At the time of this posting, by the way, Vexler’s video has been designated ‘age-restricted’ by YouTube and can only be viewed on their site. YouTube’s judgment could be reversed at some point, so I’m keeping the video in my post. Your guess as to why it merits (for now?) the badge of shame is good as mine. [UPDATE: YouTube has rescinded (for now?) the badge of shame, and the video will play below.]
I think the answer to ‘Can we all bring back blogging, together?’ probably has to be No.
I mean, for one thing, blogging never went away (see e.g. the site you’re looking at right now), it merely suffered diminishment. At a certain point a dozen or so years ago the world’s digitally-connected started to see blogging as something without much of a future of its own. And — for a second thing, then — this now more or less universally shared perception is unlikely to change by a great deal, ever, I would say, judging by how things stand at the start of 2023. (For a third thing, though: blogging really sort of made its comeback already a few short years ago, under the name of newslettering, with no want of fanfare.)
None of which is to say that I’m down on this little project from two designer-creators, Ash Huang and Ryan Putnam, to give blogging a boost while ‘social media’ appears to be on the ropes.

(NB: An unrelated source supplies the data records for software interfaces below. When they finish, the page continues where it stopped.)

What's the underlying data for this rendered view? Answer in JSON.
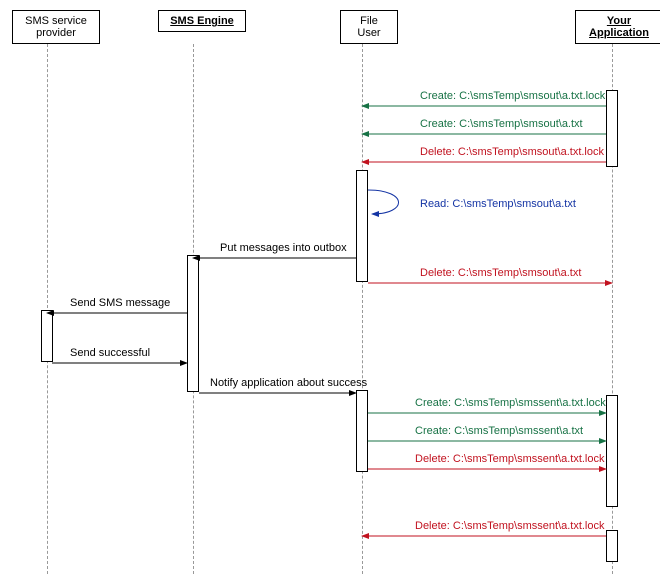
{
  "participants": {
    "sms_provider": "SMS service\nprovider",
    "sms_engine": "SMS Engine",
    "file_user": "File\nUser",
    "your_app": "Your\nApplication"
  },
  "messages": {
    "m1": "Create: C:\\smsTemp\\smsout\\a.txt.lock",
    "m2": "Create: C:\\smsTemp\\smsout\\a.txt",
    "m3": "Delete: C:\\smsTemp\\smsout\\a.txt.lock",
    "m4": "Read: C:\\smsTemp\\smsout\\a.txt",
    "m5": "Put messages into outbox",
    "m6": "Delete: C:\\smsTemp\\smsout\\a.txt",
    "m7": "Send SMS message",
    "m8": "Send successful",
    "m9": "Notify application about success",
    "m10": "Create: C:\\smsTemp\\smssent\\a.txt.lock",
    "m11": "Create: C:\\smsTemp\\smssent\\a.txt",
    "m12": "Delete: C:\\smsTemp\\smssent\\a.txt.lock",
    "m13": "Delete: C:\\smsTemp\\smssent\\a.txt.lock"
  }
}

Quite the contrary! I’ve signed up (just this morning, so a little late according to project setup bounds, I guess) to participate, in fact. I suppose this post itself qualifies as participatory.
Listening off and on today to video of a public event I knew of beforehand and might, a few weeks ago, have chosen to attend in person. (Still really only partly wish I’d gone, delight in many ways though it clearly would have been to experience first-hand. I’m a crowd-avoider.)
How many long-time spouses of men who have so little difficulty talking about themselves and their work, and whose habits in doing so are as set as Spiegelman’s evidently are, will very readily sustain the pleasurable creative effort Mouly pursues, live on stage here, in drawing him along from thought to thought? I suppose there’s professional remove, in part, that she’s able to bring to it in this setting. She sees him as someone — someone of his generation, it may be right to say — whose story and whose stories need to be heard (in this I’d agree wholeheartedly), and she makes the most of the conversational opportunity. In any case, what one imagines could easily have been an interesting older guy’s tedious, perhaps only occasionally illuminating holding-forth is here instead a measured exploration of memories and vital individual perspective.